I’ve been wanting for some time to write about freedom. This week of July 4 seemed like the appropriate time. I had intended to write about how children need to have longer tethers so that they have the freedom to explore. Maybe I’ll still write that article. Some other time.

A phrase changed my mind. It came in the conclusion of the book, Huck’s Raft: A History of American Childhood. The author, Steven Mintz, makes a provocative statement: “It is not possible to recreate a ‘walled garden’ of childhood innocence, no matter how hard we might try.” I began to mull over the idea of a walled garden.

A wall serves two purposes: it keeps undesirable things out, and keeps desirable things in. Around the ‘garden’ of childhood, a wall would protect young people from the influences that would either harm them or make them grow up too quickly; while at the same time, it would hold in those qualities that make childhood special: innocence, simplicity, imagination and discovery.

Is Mintz right? Is it naïve to think that children can be protected from negative influences? His argument is that since kids are going to come face-to-face with “contemporary culture” – and by that I infer he means adult issues of sex, violence, language, materialism and the like – we need to “prepare them to deal responsibly with the pressures and choices they face.” We don’t shield them, he writes, we prepare them.

Despite my admiration for his well-researched book, I think he’s wrong. If we want kids to be free to have a childhood, then we’ve got to wall out, as much as possible, those influences that will age them too quickly. They need to be free from worry, free from the numbing effect of violent images, free from the hypersexuality of Hollywood and Madison Avenue.

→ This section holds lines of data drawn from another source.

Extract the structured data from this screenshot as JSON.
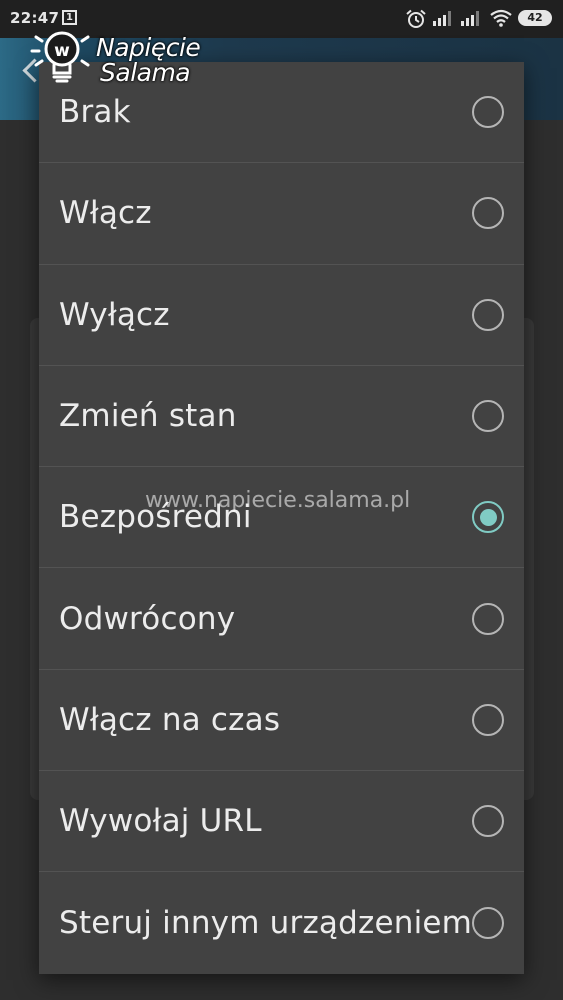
{
  "status_bar": {
    "time": "22:47",
    "notification_badge": "1",
    "battery": "42",
    "icons": [
      "alarm-icon",
      "signal-icon",
      "signal-icon",
      "wifi-icon",
      "battery-icon"
    ]
  },
  "watermark": {
    "logo_line1": "Napięcie",
    "logo_line2": "Salama",
    "url": "www.napiecie.salama.pl"
  },
  "dialog": {
    "selected_index": 4,
    "accent_color": "#80cbc4",
    "options": [
      {
        "label": "Brak",
        "selected": false
      },
      {
        "label": "Włącz",
        "selected": false
      },
      {
        "label": "Wyłącz",
        "selected": false
      },
      {
        "label": "Zmień stan",
        "selected": false
      },
      {
        "label": "Bezpośredni",
        "selected": true
      },
      {
        "label": "Odwrócony",
        "selected": false
      },
      {
        "label": "Włącz na czas",
        "selected": false
      },
      {
        "label": "Wywołaj URL",
        "selected": false
      },
      {
        "label": "Steruj innym urządzeniem",
        "selected": false
      }
    ]
  }
}
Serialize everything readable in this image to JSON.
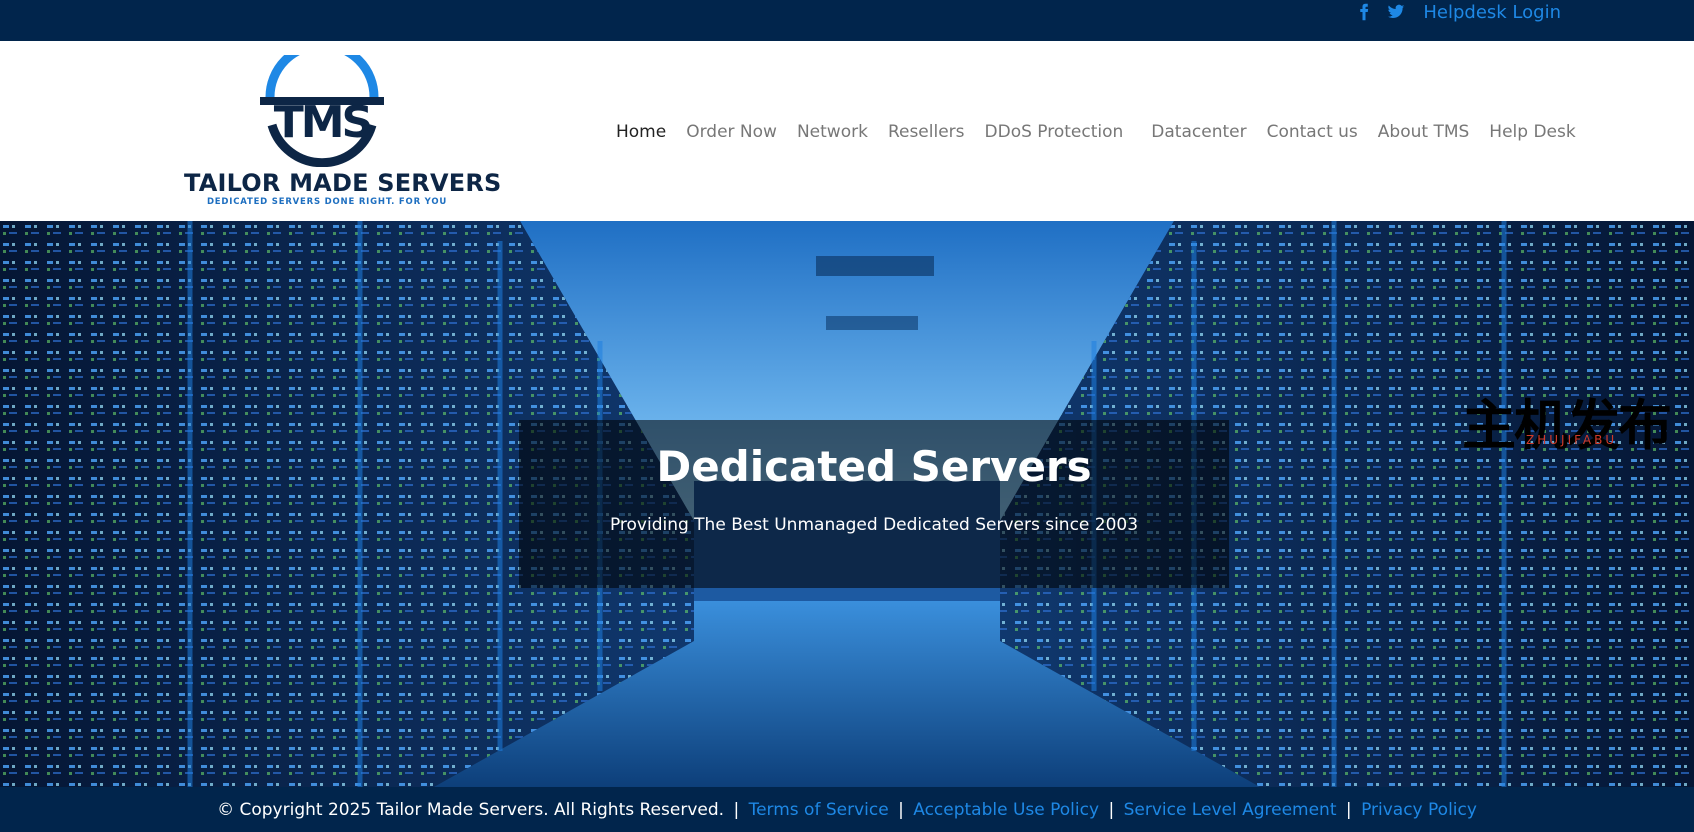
{
  "topbar": {
    "icons": [
      "facebook-icon",
      "twitter-icon"
    ],
    "helpdesk_login": "Helpdesk Login",
    "background": "#01254c",
    "link_color": "#1e88e5"
  },
  "logo": {
    "mark_text": "TMS",
    "name": "TAILOR MADE SERVERS",
    "tagline": "DEDICATED SERVERS DONE RIGHT. FOR YOU"
  },
  "nav": {
    "items": [
      {
        "label": "Home",
        "active": true
      },
      {
        "label": "Order Now"
      },
      {
        "label": "Network"
      },
      {
        "label": "Resellers"
      },
      {
        "label": "DDoS Protection"
      },
      {
        "label": "Datacenter"
      },
      {
        "label": "Contact us"
      },
      {
        "label": "About TMS"
      },
      {
        "label": "Help Desk"
      }
    ]
  },
  "hero": {
    "title": "Dedicated Servers",
    "subtitle": "Providing The Best Unmanaged Dedicated Servers since 2003"
  },
  "watermark": {
    "text": "主机发布",
    "sub": "ZHUJIFABU"
  },
  "footer": {
    "copyright": "© Copyright 2025 Tailor Made Servers. All Rights Reserved.",
    "separator": "|",
    "links": [
      "Terms of Service",
      "Acceptable Use Policy",
      "Service Level Agreement",
      "Privacy Policy"
    ]
  }
}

Is this difficult? You bet. Inappropriate images, words and ideas are bound to get through. They could be on the next t-shirt walking past your family in the mall. When our kids ask questions about such things, we need to be ready to answer – calmly, honestly, but guardedly. We inform, but always with the goal of keeping at bay as much of the adult world as possible.

By doing so, we buy them time. Precious time that, once it’s gone, will never come again. Time to be innocent. Time to be free.

Bruce Van Patter

all material ©2005 Bruce Van Patter